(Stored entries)
^^^^^^^^

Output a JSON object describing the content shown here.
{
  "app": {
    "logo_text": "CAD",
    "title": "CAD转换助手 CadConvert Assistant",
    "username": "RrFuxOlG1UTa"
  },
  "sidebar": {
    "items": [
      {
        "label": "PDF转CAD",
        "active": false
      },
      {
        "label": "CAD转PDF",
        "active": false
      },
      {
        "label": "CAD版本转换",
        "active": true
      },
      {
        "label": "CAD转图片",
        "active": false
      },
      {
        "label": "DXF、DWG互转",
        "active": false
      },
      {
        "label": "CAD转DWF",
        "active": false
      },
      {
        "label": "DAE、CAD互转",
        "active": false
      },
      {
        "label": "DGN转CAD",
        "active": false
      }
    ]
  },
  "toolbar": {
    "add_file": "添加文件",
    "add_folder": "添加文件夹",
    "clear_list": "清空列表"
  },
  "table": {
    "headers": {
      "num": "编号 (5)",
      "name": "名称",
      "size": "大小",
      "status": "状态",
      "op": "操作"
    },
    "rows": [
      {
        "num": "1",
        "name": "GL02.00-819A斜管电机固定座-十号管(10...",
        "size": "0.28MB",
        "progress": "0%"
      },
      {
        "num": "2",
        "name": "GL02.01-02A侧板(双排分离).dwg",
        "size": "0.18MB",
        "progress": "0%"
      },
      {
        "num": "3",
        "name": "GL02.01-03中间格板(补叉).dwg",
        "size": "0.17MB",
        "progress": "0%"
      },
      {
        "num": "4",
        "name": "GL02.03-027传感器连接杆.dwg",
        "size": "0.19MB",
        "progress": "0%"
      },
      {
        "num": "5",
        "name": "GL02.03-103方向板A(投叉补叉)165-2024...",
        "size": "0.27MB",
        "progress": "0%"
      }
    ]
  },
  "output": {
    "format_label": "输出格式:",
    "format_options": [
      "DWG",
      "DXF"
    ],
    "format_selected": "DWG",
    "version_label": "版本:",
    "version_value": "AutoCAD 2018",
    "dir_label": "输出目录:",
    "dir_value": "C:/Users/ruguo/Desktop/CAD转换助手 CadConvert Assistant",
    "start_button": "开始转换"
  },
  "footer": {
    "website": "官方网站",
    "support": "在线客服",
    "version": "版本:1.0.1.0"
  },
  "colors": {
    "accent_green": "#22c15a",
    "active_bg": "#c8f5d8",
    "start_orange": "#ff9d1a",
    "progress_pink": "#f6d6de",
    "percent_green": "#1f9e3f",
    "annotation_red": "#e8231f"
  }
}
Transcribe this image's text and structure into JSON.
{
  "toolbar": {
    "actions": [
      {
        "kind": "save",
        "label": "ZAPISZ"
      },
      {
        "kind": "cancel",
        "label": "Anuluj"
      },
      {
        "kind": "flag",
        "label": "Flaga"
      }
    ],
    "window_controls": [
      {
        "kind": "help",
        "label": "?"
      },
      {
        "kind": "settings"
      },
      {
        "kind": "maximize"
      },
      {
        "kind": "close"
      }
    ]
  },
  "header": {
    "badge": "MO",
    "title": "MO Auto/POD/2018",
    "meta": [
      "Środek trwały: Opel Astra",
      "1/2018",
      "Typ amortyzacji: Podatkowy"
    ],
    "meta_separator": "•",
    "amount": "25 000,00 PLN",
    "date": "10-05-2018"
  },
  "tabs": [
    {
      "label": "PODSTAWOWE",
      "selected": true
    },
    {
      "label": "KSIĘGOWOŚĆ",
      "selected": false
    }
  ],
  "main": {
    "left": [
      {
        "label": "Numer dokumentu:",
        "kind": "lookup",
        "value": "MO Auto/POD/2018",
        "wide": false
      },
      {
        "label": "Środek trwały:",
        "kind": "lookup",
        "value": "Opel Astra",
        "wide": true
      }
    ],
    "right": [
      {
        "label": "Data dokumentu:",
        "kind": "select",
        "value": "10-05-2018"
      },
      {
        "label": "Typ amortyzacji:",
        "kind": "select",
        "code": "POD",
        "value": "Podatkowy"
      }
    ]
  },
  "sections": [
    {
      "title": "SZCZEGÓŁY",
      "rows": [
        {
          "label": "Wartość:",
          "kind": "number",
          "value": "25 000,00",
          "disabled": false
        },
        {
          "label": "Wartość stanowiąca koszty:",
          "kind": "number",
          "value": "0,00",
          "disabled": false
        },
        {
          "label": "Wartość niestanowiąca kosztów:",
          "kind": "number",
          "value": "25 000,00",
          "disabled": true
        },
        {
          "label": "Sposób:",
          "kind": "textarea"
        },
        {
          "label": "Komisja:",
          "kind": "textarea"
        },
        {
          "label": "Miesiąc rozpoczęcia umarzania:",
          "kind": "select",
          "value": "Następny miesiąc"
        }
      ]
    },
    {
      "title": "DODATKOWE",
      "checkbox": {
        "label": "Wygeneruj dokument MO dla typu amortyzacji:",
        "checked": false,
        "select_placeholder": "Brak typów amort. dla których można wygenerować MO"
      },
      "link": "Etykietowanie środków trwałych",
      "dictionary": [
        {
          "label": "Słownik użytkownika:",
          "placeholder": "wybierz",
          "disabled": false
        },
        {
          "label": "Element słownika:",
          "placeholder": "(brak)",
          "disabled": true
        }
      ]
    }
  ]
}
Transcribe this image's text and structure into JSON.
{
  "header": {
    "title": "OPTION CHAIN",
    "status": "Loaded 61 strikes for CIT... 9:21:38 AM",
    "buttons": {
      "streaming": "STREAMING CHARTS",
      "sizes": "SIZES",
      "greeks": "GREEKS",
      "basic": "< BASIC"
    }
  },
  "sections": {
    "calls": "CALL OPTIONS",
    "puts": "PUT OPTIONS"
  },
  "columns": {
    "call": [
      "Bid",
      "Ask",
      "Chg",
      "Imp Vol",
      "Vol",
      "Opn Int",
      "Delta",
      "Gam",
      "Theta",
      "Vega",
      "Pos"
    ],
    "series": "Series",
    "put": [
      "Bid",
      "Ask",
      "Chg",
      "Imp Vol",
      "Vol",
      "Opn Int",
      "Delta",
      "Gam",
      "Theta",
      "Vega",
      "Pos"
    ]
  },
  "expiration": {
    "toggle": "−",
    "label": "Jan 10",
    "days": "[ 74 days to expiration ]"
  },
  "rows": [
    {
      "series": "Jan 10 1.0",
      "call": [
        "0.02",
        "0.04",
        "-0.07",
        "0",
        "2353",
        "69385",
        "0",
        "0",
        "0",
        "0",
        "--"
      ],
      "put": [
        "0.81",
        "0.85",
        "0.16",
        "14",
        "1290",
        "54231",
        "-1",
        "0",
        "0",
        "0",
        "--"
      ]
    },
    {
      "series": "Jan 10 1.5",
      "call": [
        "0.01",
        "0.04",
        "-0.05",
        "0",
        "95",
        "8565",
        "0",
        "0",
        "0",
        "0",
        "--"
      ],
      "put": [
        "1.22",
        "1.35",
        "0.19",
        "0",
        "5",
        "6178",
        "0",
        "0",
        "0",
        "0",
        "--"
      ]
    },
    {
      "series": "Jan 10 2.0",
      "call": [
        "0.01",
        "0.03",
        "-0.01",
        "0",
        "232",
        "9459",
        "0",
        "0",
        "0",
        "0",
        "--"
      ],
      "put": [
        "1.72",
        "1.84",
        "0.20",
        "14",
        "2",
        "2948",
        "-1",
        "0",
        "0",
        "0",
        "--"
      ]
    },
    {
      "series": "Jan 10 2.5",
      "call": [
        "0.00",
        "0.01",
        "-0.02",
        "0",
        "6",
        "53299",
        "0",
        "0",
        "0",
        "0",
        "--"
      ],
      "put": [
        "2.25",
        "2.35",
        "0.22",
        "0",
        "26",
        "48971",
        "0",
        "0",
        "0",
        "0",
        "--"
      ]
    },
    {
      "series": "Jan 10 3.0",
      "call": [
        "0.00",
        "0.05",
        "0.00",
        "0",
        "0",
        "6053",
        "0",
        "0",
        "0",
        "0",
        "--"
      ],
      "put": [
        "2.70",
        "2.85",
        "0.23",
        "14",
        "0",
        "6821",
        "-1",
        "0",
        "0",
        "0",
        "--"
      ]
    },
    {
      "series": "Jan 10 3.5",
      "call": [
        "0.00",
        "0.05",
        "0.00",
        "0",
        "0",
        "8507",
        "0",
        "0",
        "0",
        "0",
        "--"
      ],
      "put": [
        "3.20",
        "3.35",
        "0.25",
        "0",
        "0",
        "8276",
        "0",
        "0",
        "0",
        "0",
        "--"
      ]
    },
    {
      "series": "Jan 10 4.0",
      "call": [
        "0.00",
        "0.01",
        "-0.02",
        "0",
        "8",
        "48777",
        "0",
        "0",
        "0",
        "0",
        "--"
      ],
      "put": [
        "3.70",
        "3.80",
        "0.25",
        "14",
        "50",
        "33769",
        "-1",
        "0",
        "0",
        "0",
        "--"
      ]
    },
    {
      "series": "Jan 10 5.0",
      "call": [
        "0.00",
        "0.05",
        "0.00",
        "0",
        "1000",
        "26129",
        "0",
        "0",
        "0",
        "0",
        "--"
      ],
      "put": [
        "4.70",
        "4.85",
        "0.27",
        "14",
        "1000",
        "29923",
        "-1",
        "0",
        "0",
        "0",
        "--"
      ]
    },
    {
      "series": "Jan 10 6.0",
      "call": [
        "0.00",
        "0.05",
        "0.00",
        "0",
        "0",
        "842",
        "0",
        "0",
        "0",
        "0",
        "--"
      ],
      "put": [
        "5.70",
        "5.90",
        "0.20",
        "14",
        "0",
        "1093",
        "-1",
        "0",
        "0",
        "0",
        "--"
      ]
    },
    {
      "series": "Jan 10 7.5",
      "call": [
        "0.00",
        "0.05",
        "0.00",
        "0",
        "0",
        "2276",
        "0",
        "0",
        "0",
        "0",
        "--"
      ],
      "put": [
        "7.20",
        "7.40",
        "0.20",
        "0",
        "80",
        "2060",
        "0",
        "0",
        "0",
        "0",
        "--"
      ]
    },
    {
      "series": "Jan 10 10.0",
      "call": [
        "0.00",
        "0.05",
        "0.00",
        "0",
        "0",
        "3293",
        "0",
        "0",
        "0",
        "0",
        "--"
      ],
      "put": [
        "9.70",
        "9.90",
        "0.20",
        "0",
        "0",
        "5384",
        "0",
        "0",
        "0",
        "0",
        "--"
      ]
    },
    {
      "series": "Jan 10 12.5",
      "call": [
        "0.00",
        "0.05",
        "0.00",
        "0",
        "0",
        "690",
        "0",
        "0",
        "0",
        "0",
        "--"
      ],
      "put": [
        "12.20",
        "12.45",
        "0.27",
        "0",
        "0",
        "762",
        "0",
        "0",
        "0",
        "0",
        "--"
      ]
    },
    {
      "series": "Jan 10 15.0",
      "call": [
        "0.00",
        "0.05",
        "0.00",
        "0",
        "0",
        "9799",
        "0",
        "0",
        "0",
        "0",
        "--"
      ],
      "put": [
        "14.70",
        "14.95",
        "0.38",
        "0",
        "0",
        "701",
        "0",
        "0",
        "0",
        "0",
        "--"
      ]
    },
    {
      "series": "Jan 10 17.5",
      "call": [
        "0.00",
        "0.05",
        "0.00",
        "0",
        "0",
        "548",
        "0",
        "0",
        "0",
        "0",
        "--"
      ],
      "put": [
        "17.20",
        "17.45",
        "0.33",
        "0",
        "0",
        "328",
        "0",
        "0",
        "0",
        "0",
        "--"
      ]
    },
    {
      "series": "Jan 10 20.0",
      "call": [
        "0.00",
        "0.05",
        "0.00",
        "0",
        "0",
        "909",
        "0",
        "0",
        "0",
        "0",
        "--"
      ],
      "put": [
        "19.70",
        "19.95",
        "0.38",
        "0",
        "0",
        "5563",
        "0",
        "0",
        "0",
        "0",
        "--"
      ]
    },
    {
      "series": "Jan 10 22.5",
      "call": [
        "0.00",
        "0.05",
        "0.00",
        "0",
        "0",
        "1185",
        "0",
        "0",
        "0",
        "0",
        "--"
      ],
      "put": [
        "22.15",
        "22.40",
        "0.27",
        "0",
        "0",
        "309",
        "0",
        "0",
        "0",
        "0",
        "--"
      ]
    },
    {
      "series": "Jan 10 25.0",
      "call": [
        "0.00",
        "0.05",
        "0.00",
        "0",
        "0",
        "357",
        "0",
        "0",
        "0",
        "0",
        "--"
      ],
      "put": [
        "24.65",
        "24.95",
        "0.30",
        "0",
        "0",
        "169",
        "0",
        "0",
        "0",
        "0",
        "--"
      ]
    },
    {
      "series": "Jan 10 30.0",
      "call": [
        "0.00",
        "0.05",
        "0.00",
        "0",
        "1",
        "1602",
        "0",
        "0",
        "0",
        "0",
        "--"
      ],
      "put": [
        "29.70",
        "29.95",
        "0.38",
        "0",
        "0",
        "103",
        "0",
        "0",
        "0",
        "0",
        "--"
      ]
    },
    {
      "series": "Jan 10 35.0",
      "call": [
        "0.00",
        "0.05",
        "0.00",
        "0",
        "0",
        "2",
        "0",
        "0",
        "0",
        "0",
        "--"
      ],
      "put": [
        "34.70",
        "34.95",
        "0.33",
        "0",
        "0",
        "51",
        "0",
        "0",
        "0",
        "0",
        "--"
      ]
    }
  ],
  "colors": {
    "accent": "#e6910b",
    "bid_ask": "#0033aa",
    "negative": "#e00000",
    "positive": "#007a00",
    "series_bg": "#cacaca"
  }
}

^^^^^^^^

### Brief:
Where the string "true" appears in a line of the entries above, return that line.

### Solution to the problem:
        "active": true
      "selected": true
        "wide": true
          "disabled": true
          "disabled": true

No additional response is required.